The tall black dog with the pointed ears eyed the chickens strutting down the dirt road as he traipsed proudly along, a plastic Coke bottle in his mouth, trophy and toy, only deigning to move to the side when a scooter rolled past along the bumpy road, or a rattling police car, windows down. Lazily, the small bearded white dog eyed him from his perch outside the corner store, where roll-wrinkled and bulky Shar-Pei mixes and tiny terriers went in and out in search of sunscreen (too late) and cans of Corona Light (already) stocked in bins of ice.
The Swiss-looking dog, the tricolored one, had a belly growing more swollen by the day, and when her puppies came no one was quite sure what they would look like (though the pit bull that tugged the mooring line suspected they’d resemble the chihuahua— what he lacked in stature he made up in pure machismo and the pit had seen them canoodling when he trotted past the palapas at sunset on more than one occasion).
As for the pit himself, he cut a more solitary figure, barking away the assistance of the lean tan dog that tried to help him at his early morning task of tugging the mooring lines. So far this ambition had been unsuccessful, the lines staying put no matter how hard he tugged, but frankly, he couldn’t really remember why he’d started in the first place, and now it was just plain fun.
The slim black dog couldn’t get the sand out of his fur and gave up, heading to the palm-shaded marina to check out whatever new pooches had rolled in the night before on the freshly arrived yachts and sailboats flying flags of the British Virgin Isles and Grand Cayman.
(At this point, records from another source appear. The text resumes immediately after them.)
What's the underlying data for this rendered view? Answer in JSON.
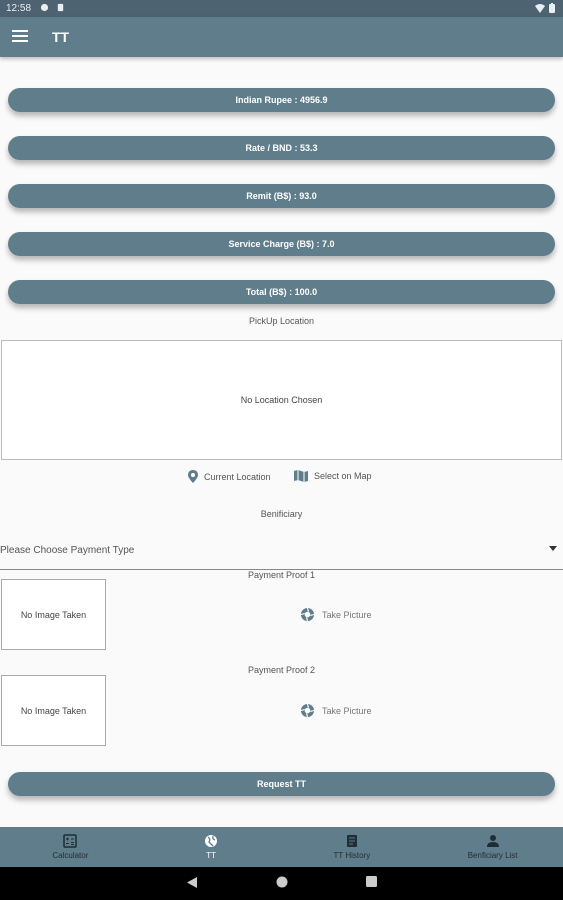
{
  "status_bar": {
    "time": "12:58"
  },
  "app_bar": {
    "title": "TT"
  },
  "summary": {
    "indian_rupee": "Indian Rupee : 4956.9",
    "rate": "Rate / BND : 53.3",
    "remit": "Remit (B$) : 93.0",
    "service_charge": "Service Charge (B$) : 7.0",
    "total": "Total (B$) : 100.0"
  },
  "pickup": {
    "label": "PickUp Location",
    "placeholder": "No Location Chosen",
    "current_location_label": "Current Location",
    "select_on_map_label": "Select on Map"
  },
  "beneficiary": {
    "label": "Benificiary"
  },
  "payment_type": {
    "value": "Please Choose Payment Type"
  },
  "payment_proofs": [
    {
      "label": "Payment Proof 1",
      "image_placeholder": "No Image Taken",
      "take_picture_label": "Take Picture"
    },
    {
      "label": "Payment Proof 2",
      "image_placeholder": "No Image Taken",
      "take_picture_label": "Take Picture"
    }
  ],
  "request_button": {
    "label": "Request TT"
  },
  "bottom_nav": {
    "items": [
      {
        "label": "Calculator",
        "icon": "calculator-icon"
      },
      {
        "label": "TT",
        "icon": "globe-icon",
        "active": true
      },
      {
        "label": "TT History",
        "icon": "receipt-icon"
      },
      {
        "label": "Benficiary List",
        "icon": "person-icon"
      }
    ]
  },
  "colors": {
    "primary": "#607d8b",
    "status_bar": "#4d6371",
    "background": "#fafafa"
  }
}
On his way he passed a trio of pugs who snorted a greeting (he couldn’t discern their accent) as they crossed paths, tangling their leashes together as they beelined for the mercado de mariscos, where the run-off from the ice piled under the day’s fresh catch of red snapper sent ocean-scented rivulets across the trail beneath their noses. There, an unlikely white poodle watched the little yellow dog and its little black counterpart with the turned-out feet sniff around the path where Dona Maria wheeled her wheelbarrow, bent low over the handlebars, stooping further to retrieve glass Pacifico bottles and empty cans of Tecate that she’d later swap for pesos at the recycling center in town.
From the doorway of the cocina economica across the stone-paved street, the buckskin dog with the black eyes watched the butcher unload a whole pig carcass, skinned, from the bed of a truck, and kept an eye on the two brindled puppies snoozing tail-to-tail in a perfectly sized indentation in the curb, under the shade of a tiny ficus tree sized just for them.
Back on the beach, things were getting livelier. The goats that roamed the grass parking lot had been corralled to make room for buses and cars and pickup trucks bearing loads of spiky pineapples and puffed chicharrones and smooth green coconuts, which would be chopped with a machete by hand to order and then left in a heap overnight after the sun-loving revelers dispersed back to towns like Puerto Vallarta and even as far inland as Guadalajara. The dogs moved between town and the beach and their guardposts on their regular schedules, cruising past the restaurants where bowls of red-brothed menudo were spooned into handheld corn tortillas, and pineapple-glazed pork was scraped from spits and heaped into al pastor tacos, and sniffing out fallen snacks under plastic tables and chairs beneath umbrellas planted along the shore.
Across the shimmering swath of the bay, the black silhouette of the Sierra Madre cut a wobbly line graph through the haze. The pit bull laid down patiently, chin on his crossed paws, and watched the kids and the grown-ups splashing in the surf, waiting for the sun to sink and the beach to clear so he could tackle that mooring line again in private.
Elsewhere, back in town, the dogs stayed in the light. When night falls, and the streets fill with taco-seeking strollers and music spills out of open doorways along with plastic chairs and brightly clothed tables, the dogs keep out of the shadows—in the moonlight, La Cruz is for the cats.